Broadcasting National Football League games is not a cheap proposition. The NFL is big business; viewership is growing, and forty-six of the 50 most-watched television broadcasts of 2013 were NFL games. In fact, with revenues totaling $9 billion in 2012, the NFL is the most profitable sports league in the world.
With such brand cachet, it is possible for the league’s management to exact a hefty sum from DirecTV (NASDAQ:DTV) for exclusive licensing rights to all NFL Sunday afternoon games. Under the terms of the current agreement that runs through the end of the 2014 season, the satellite-television provider pays $1 billion per season. Those terms allow DirecTV to offer subscribers a package known as “Sunday Ticket,” a channel designed to give football fans access to out-of-market games via a live feed of Sunday afternoon games across the country. Around 2 million of the company’s 20 million United States subscribers pay around $250 for the basic package, and Sunday Ticket is a means for the company to fend off competitors, especially web-based rivals that are hungry to offer subscribers exclusive content. But still, the satellite-television provider is examining whether the programing is truly worth the cost.

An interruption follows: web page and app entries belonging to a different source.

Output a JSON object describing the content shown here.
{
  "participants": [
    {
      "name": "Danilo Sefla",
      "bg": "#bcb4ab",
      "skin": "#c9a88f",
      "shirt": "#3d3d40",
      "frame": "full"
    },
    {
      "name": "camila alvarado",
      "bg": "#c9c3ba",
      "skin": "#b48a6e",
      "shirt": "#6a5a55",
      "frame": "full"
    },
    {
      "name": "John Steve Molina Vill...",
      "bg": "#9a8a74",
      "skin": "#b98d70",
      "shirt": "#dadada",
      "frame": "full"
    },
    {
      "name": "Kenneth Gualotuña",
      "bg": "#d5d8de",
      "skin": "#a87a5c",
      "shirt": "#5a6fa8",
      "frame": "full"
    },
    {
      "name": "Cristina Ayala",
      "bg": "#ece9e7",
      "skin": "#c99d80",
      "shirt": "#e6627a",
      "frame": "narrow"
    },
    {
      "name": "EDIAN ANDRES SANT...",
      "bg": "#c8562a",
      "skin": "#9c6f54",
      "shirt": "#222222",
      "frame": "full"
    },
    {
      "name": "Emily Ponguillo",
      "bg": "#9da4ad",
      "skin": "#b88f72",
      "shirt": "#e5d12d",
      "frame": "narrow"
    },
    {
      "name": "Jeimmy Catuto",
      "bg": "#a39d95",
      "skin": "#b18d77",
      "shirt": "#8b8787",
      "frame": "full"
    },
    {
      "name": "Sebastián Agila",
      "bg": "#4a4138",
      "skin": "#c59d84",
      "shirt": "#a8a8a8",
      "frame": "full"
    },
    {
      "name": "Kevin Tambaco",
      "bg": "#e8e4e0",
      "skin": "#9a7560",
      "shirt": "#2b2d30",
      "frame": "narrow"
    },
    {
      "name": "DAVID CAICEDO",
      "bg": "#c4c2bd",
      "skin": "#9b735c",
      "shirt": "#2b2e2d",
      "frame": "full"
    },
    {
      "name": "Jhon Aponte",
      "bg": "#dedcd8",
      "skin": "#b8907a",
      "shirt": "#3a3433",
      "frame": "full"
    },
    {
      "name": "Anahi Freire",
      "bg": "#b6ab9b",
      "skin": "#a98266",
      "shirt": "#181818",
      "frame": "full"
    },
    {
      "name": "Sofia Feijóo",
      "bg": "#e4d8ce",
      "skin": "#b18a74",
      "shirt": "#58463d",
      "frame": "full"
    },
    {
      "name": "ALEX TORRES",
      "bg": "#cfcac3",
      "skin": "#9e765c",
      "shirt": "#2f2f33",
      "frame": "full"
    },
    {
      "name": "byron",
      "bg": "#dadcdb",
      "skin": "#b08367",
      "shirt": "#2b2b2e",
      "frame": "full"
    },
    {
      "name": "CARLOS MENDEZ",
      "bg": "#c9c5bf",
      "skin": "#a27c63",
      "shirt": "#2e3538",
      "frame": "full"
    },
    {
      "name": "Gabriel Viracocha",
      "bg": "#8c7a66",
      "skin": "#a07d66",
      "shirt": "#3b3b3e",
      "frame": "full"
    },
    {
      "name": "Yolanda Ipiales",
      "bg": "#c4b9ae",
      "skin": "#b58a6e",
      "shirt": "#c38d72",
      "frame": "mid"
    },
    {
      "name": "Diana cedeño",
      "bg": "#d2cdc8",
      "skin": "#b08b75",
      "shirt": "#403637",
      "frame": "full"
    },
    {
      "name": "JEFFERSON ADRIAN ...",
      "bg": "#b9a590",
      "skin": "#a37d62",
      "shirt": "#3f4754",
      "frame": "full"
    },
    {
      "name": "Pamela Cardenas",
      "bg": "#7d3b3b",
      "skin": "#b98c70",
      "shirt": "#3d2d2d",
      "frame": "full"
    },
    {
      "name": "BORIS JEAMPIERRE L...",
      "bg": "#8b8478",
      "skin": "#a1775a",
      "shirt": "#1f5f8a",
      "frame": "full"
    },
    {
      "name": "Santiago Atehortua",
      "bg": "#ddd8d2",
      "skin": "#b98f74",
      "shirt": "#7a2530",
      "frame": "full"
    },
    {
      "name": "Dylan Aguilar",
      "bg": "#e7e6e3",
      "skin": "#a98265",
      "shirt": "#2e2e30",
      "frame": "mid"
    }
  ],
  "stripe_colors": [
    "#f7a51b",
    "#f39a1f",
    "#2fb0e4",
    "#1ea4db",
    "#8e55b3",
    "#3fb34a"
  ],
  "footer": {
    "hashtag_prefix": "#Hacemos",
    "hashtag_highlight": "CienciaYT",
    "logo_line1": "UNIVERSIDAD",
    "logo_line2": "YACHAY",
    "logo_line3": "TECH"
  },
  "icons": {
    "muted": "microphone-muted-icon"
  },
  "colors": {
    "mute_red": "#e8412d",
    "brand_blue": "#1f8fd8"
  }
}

“The Sunday Ticket package was a brilliant play for DirecTV, as it gave the displaced NFL fan an option to watch their team in the comfort of their own home and not be forced to go to the local sports bar,” Marc Bluestein, president of consulting firm Aquarius Sports & Entertainment, told the Los Angeles Times. The “association with NFL definitely delivered large brand awareness for DirecTV, especially in its early years,” he added DirecTV launched its satellite service in 1994, the first year that the sports package was created. But the company is beginning to question whether the value of the Sunday Ticket package has peaked.